◆ **TASK TO COMPLETE**
In the data below, which lines hold the word "structured"? Copy them.

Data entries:
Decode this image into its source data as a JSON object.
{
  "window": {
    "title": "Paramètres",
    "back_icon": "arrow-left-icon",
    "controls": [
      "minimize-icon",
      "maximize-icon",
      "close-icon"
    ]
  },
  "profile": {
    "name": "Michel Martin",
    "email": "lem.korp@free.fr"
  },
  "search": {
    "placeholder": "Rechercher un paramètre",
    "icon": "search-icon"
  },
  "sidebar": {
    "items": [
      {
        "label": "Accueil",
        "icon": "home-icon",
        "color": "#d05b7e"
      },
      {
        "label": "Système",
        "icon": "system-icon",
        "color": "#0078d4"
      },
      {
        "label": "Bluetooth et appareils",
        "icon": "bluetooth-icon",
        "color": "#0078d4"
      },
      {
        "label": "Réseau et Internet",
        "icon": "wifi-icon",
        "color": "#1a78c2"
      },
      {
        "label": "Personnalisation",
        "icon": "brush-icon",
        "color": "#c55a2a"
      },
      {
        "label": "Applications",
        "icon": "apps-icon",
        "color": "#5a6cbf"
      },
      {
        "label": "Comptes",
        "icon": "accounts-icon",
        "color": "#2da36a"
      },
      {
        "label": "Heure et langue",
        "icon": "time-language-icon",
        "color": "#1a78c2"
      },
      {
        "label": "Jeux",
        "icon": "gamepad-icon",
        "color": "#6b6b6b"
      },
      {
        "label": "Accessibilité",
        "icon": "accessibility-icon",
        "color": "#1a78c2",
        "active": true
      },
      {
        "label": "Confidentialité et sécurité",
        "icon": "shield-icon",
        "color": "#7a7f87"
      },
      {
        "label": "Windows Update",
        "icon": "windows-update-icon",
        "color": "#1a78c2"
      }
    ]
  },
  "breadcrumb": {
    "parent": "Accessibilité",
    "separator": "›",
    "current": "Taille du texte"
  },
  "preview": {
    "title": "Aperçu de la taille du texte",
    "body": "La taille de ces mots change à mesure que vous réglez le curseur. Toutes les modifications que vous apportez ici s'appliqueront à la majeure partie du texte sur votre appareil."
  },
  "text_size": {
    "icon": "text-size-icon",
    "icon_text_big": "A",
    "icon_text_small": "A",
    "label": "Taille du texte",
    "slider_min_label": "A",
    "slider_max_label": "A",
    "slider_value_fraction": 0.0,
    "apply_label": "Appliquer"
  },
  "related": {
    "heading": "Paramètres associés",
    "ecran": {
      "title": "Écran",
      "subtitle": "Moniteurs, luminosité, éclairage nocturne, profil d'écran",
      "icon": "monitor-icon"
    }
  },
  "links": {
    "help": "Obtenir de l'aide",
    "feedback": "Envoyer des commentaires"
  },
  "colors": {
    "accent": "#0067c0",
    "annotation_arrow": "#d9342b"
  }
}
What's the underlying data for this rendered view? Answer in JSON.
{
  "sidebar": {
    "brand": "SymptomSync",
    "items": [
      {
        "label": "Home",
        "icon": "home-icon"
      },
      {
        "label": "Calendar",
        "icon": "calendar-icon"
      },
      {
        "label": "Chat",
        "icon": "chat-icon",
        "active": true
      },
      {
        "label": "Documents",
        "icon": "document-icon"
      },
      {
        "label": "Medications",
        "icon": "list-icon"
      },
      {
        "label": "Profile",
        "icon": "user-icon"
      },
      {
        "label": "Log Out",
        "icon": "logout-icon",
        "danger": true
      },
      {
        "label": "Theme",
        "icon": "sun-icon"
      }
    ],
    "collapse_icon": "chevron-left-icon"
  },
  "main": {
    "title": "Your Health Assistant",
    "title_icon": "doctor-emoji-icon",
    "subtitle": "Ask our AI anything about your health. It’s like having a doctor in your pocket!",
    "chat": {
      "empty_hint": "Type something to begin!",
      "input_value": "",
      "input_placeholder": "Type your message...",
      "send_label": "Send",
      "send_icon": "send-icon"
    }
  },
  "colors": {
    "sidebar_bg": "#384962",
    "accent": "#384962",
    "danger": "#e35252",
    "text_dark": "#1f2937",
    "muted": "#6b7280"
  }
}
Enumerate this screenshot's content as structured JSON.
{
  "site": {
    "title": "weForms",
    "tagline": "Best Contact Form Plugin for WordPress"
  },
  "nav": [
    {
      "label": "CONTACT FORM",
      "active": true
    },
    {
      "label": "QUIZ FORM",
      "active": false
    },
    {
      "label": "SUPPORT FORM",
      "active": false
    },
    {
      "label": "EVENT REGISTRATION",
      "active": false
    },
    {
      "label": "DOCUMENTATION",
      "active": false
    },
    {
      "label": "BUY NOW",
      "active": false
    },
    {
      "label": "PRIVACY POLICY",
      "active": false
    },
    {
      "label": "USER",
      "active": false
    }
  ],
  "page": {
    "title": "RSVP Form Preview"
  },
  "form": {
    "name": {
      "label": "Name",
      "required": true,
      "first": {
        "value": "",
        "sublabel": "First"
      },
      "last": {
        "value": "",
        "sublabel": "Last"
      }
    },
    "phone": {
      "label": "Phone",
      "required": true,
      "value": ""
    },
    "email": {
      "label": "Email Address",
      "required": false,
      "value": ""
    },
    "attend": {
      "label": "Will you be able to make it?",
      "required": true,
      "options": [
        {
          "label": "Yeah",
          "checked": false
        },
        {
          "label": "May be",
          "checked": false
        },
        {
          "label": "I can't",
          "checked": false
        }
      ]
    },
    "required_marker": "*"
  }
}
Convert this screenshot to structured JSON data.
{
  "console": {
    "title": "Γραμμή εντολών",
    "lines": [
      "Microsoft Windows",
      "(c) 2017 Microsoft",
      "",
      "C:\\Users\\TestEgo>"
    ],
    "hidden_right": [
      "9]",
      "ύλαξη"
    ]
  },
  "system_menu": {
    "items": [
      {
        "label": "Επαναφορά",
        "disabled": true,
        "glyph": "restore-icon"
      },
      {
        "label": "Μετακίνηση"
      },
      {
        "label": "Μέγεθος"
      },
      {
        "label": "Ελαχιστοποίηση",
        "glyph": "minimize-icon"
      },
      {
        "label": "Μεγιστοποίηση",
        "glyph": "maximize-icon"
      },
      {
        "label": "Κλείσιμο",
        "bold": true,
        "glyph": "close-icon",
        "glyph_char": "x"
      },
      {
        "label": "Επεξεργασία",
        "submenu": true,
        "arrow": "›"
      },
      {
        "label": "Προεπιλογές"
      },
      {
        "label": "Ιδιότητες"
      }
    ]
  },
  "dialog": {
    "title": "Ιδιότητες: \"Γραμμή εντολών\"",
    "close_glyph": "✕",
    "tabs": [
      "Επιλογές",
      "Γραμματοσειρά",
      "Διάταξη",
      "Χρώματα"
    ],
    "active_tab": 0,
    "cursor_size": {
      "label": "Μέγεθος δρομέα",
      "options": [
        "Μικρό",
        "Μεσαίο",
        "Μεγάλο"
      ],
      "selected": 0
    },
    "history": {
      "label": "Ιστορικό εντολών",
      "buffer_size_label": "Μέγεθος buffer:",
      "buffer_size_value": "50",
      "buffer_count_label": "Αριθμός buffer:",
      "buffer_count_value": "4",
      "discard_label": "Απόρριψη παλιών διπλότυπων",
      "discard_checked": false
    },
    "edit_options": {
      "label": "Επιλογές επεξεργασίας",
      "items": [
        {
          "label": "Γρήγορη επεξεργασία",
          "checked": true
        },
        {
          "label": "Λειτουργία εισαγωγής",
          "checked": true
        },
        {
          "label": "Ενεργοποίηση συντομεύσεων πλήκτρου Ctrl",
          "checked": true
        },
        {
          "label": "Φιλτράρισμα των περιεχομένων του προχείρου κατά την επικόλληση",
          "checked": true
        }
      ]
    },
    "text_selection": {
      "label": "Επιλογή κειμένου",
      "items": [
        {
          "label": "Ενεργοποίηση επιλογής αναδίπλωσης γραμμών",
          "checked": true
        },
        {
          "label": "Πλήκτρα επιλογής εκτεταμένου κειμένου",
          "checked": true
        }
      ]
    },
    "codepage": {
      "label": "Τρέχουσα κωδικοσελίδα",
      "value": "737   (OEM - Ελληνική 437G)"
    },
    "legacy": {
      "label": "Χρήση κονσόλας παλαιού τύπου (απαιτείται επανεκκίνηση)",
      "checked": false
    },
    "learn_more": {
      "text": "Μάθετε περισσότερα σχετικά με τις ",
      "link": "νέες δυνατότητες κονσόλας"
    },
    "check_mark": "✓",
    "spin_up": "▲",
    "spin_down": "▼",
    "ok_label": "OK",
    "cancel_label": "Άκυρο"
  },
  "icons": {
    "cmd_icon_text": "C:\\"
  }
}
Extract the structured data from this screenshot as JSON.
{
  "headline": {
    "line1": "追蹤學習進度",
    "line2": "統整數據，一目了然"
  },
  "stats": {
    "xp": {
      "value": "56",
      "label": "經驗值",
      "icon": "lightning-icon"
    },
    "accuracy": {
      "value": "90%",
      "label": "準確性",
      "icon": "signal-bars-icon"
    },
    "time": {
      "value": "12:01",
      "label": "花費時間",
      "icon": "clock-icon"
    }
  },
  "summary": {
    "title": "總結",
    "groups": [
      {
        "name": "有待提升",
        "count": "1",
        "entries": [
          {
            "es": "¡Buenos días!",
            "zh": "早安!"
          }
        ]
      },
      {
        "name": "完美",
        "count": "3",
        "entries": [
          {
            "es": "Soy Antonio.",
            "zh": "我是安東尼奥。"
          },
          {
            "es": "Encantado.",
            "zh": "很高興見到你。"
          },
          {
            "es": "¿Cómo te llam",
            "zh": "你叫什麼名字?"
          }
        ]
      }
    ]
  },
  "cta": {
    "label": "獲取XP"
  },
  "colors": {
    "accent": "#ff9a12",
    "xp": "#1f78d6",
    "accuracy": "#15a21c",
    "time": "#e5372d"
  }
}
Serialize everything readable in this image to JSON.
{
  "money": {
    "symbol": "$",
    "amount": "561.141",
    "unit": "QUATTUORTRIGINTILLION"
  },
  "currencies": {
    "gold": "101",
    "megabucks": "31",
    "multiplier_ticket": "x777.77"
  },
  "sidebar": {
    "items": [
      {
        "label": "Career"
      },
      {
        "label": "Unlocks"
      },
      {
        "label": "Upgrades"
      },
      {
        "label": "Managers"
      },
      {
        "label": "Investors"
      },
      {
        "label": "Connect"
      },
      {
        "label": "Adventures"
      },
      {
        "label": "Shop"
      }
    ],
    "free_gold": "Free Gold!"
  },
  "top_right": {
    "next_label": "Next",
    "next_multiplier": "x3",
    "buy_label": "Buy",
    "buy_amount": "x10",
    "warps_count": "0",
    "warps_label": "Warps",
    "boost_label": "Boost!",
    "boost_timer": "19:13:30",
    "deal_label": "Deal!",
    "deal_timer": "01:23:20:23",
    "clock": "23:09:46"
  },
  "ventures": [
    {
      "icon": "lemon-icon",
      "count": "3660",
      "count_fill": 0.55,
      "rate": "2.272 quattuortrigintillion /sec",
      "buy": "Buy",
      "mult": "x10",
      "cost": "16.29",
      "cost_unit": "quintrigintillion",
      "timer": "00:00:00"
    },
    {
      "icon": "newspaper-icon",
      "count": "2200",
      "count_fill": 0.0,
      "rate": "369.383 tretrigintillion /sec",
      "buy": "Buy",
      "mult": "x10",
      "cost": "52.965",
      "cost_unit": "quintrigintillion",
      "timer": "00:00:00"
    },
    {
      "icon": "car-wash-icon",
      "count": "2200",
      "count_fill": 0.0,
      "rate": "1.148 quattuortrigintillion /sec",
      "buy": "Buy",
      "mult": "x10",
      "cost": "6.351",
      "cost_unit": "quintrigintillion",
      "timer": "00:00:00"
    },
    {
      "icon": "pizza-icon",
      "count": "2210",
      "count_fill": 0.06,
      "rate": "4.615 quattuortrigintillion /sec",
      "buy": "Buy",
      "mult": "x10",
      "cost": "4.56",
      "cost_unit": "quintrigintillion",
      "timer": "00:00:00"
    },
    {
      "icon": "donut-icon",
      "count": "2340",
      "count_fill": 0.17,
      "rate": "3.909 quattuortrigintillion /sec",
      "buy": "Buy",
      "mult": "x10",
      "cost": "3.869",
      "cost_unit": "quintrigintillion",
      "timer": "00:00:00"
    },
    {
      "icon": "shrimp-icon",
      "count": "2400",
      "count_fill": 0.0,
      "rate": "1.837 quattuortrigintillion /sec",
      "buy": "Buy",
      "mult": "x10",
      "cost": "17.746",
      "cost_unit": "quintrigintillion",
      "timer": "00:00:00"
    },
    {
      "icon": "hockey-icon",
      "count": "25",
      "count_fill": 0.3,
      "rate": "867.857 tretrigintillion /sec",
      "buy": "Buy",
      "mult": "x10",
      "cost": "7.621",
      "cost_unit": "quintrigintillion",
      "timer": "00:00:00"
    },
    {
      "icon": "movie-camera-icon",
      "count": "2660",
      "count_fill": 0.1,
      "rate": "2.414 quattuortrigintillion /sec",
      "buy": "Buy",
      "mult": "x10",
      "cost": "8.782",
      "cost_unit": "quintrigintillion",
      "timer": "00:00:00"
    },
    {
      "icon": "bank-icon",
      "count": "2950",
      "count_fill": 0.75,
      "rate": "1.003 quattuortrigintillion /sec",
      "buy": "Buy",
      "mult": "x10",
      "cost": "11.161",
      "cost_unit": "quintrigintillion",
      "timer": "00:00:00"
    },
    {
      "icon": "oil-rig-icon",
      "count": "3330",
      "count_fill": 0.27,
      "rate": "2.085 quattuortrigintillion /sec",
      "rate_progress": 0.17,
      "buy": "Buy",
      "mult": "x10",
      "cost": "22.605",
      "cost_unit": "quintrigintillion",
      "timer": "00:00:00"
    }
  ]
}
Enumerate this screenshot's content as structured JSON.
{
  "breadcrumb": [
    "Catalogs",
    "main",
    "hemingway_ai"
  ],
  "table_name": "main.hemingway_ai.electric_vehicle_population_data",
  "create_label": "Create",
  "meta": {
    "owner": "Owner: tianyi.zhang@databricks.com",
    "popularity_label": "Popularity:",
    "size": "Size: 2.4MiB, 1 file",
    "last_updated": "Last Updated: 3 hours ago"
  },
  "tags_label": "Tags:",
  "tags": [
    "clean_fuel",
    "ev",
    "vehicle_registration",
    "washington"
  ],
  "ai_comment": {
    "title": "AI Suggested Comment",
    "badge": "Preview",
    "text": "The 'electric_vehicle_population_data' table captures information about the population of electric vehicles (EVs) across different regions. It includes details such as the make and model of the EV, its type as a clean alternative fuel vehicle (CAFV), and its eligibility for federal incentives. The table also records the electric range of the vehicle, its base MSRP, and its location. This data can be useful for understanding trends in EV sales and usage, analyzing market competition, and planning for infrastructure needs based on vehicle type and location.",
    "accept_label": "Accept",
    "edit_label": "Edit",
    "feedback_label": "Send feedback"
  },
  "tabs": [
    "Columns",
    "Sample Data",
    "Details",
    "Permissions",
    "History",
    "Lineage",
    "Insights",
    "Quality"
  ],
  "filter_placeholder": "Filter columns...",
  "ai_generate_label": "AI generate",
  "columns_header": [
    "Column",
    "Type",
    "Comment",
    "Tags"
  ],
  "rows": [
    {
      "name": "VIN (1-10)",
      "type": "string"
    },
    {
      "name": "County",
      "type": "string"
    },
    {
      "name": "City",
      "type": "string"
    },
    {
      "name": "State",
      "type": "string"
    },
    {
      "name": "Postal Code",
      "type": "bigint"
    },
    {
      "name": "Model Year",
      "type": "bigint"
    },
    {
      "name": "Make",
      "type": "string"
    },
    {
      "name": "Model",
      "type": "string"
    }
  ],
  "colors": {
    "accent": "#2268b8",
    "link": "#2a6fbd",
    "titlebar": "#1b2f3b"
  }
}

◆ **WRITTEN SOLUTION**
Enumerate this screenshot's content as structured JSON.
Convert this screenshot to structured JSON data.
Extract the structured data from this screenshot as JSON.
Enumerate this screenshot's content as structured JSON.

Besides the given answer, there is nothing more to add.